2-27-18 update - Welcome to the Age of Climate Migration - Rolling Stone article. As some areas become unlivable the wealthy will move to more climate friendly cities, causing prices to rise, driving out the poor. Those without the money to move will suffer greatly.

5-16-2018 update - The Shape of Water - Chicago Magazine article forecasting a future for Chicago and the Great Lakes water basin. click here

6-21-2018 update - How Tackling Climate Change Could Tackle Inequality - read article

7-9-2018 update - Nicola Avery, from UK, posted blog article today with a collection of climate change links. Add to your reading list. click here

9-3-2018 update - Planetary Health Alliance - article with many links to additional resources - click here

10-12-18 update - Interactive map shows projected changes in rainfall and snow by 2050 in communities across the world.

10-17-18 update - Popular Science magazine article titled "The most important science policy issue in every state" - click here

11-16-18 update - List of natural disasters in the USA since 2000 - on Wikipedia. What's important to understand is that people in past disasters are probably still trying to rebuild their lives, even after many years. 

3-6-19 update - Project Drawdown claims to be "the most comprehensive plan ever proposed to reverse global warming".  The site includes a list of 100 most substantive, existing solutions to address climate change -   click here

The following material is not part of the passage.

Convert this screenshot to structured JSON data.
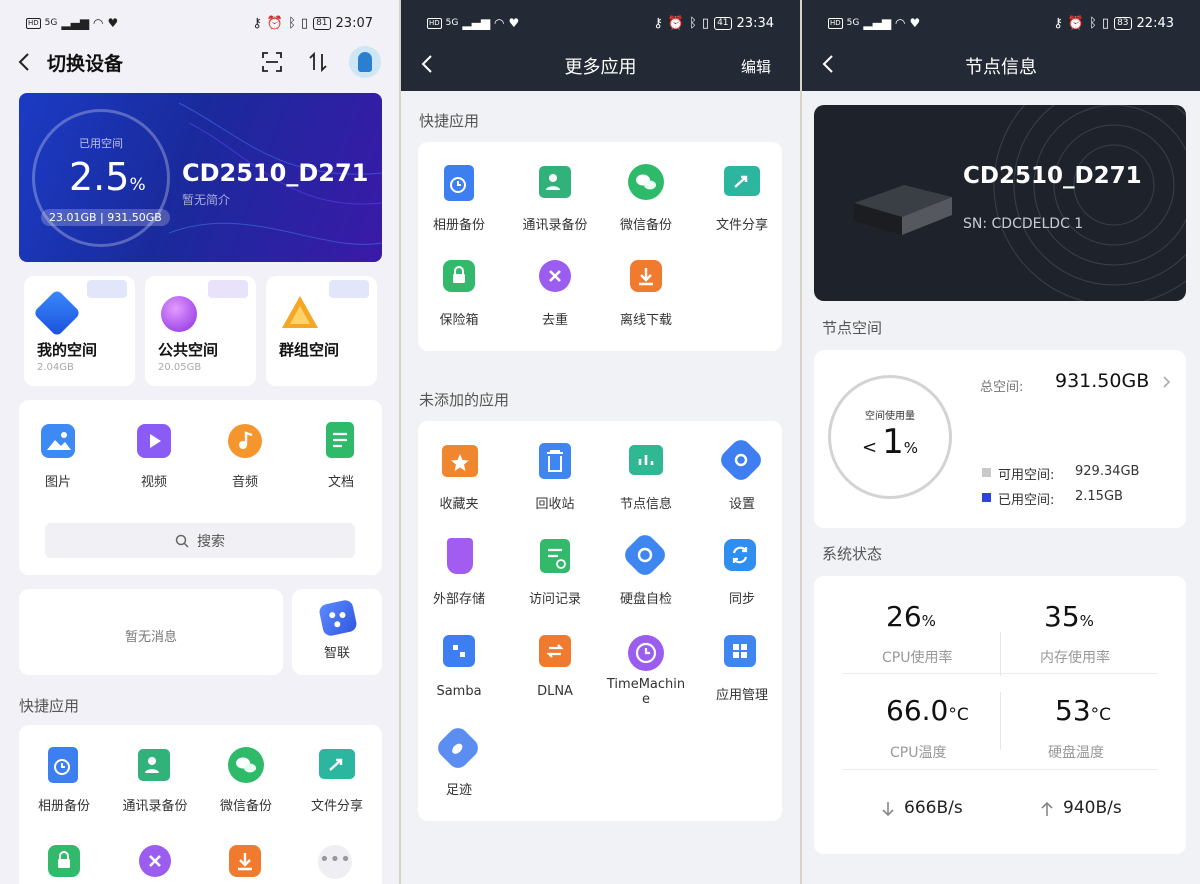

3-6-19 update - WASH Funders by Candid - web resource focuses on water issues around world. Includes a funders map, too. click here

8-1-19 update - "Migration and the climate crisis: the UN’s search for solutions" - article 

10-25-19 update - Global Chaos Map Project - this project is building a map to help understand where in the world environmental and political stress is leading to violence.  Click here to read article.   Click here to the Chaos Map Project site. Click here to view the interactive map.

12-18-19 update - America After Climate Change Mapped - click here

2-3-2021 update - Now's the Time interactive map shows oil, natural gas, coal, wind and other energy production and distribution resources from around the world.  For those advocating for movement away from carbon based energies this site should be a useful tool.  This is website with overview. 

2-3-2021 update - Climate Justice Alliance - Here's description from website: "Climate Justice Alliance is amplifying the leadership of the original Our Power Communities while expanding to 70 communities in seven regions that are home to key grassroots groups. These groups organize to end the era of extreme energy and implement a Just Transition that promotes local control of resources (including energy, land, water, and food systems)." 

2-3-2021 update - Extinction Rebellion Chicago (XRC) - a growing group of activists formed in 2019 to demand, through creative and non-violent direct action, t hat the government act now to stop climate catastrophe.

2-4-2021 update - Mapping Environmental Justice in the Biden-Harris Administration - click here ;  Mentioned in the article is the CalEnviroScreen. This link points to a Disadvantaged Communities Map (California). 

2-24-2021 update - Is your house going to flood because of climate change? These maps will tell you. - read article 

3-6-2021 update - Mapping Project Explores Links Between Historic Redlining And Future Climate Vulnerability - click here


Tutor Mentor Connections said...

Here's a Skoll Foundation article titled "Social Entrepreneurs build coalitions to win fight against poverty." Look on their web sites to see how they communicate strategy and show the growth of their networks.

Dogtrax said...

Daniel ... thank you for all the links here, and for expanding the notion of how Climate Change and environmental policies, and politics, play a role in the lives of all of our children.